### Provided data
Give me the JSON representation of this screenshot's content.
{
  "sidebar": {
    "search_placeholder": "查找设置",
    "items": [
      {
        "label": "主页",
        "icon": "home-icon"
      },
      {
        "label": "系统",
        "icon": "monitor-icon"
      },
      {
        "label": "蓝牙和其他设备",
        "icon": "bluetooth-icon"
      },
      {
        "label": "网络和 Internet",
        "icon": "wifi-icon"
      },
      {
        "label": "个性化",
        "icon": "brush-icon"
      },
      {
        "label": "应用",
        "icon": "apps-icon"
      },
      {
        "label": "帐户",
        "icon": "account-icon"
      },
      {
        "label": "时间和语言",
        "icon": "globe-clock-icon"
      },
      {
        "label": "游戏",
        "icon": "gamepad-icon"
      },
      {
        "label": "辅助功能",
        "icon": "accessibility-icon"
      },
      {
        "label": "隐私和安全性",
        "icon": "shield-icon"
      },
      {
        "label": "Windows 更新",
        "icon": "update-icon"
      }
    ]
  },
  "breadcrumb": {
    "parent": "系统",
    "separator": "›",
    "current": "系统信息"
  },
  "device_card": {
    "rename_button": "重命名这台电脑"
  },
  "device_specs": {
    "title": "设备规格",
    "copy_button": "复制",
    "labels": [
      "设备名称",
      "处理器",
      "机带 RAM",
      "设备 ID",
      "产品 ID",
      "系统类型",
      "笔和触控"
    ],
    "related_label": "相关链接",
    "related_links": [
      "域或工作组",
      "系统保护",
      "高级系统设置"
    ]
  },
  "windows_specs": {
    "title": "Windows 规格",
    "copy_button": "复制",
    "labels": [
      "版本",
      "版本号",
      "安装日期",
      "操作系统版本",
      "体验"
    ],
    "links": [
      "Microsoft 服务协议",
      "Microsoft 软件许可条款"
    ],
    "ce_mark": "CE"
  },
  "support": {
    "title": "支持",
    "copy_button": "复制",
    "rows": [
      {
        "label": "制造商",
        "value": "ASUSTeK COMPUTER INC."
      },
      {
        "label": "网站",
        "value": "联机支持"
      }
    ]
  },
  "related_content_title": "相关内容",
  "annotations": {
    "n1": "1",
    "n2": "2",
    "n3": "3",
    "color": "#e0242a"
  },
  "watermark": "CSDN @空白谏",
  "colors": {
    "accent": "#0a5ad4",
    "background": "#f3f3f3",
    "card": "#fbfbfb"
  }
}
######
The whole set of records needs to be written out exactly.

Problem solution:
Give me the JSON representation of this screenshot's content.
{
  "sidebar": {
    "search_placeholder": "查找设置",
    "items": [
      {
        "label": "主页",
        "icon": "home-icon"
      },
      {
        "label": "系统",
        "icon": "monitor-icon"
      },
      {
        "label": "蓝牙和其他设备",
        "icon": "bluetooth-icon"
      },
      {
        "label": "网络和 Internet",
        "icon": "wifi-icon"
      },
      {
        "label": "个性化",
        "icon": "brush-icon"
      },
      {
        "label": "应用",
        "icon": "apps-icon"
      },
      {
        "label": "帐户",
        "icon": "account-icon"
      },
      {
        "label": "时间和语言",
        "icon": "globe-clock-icon"
      },
      {
        "label": "游戏",
        "icon": "gamepad-icon"
      },
      {
        "label": "辅助功能",
        "icon": "accessibility-icon"
      },
      {
        "label": "隐私和安全性",
        "icon": "shield-icon"
      },
      {
        "label": "Windows 更新",
        "icon": "update-icon"
      }
    ]
  },
  "breadcrumb": {
    "parent": "系统",
    "separator": "›",
    "current": "系统信息"
  },
  "device_card": {
    "rename_button": "重命名这台电脑"
  },
  "device_specs": {
    "title": "设备规格",
    "copy_button": "复制",
    "labels": [
      "设备名称",
      "处理器",
      "机带 RAM",
      "设备 ID",
      "产品 ID",
      "系统类型",
      "笔和触控"
    ],
    "related_label": "相关链接",
    "related_links": [
      "域或工作组",
      "系统保护",
      "高级系统设置"
    ]
  },
  "windows_specs": {
    "title": "Windows 规格",
    "copy_button": "复制",
    "labels": [
      "版本",
      "版本号",
      "安装日期",
      "操作系统版本",
      "体验"
    ],
    "links": [
      "Microsoft 服务协议",
      "Microsoft 软件许可条款"
    ],
    "ce_mark": "CE"
  },
  "support": {
    "title": "支持",
    "copy_button": "复制",
    "rows": [
      {
        "label": "制造商",
        "value": "ASUSTeK COMPUTER INC."
      },
      {
        "label": "网站",
        "value": "联机支持"
      }
    ]
  },
  "related_content_title": "相关内容",
  "annotations": {
    "n1": "1",
    "n2": "2",
    "n3": "3",
    "color": "#e0242a"
  },
  "watermark": "CSDN @空白谏",
  "colors": {
    "accent": "#0a5ad4",
    "background": "#f3f3f3",
    "card": "#fbfbfb"
  }
}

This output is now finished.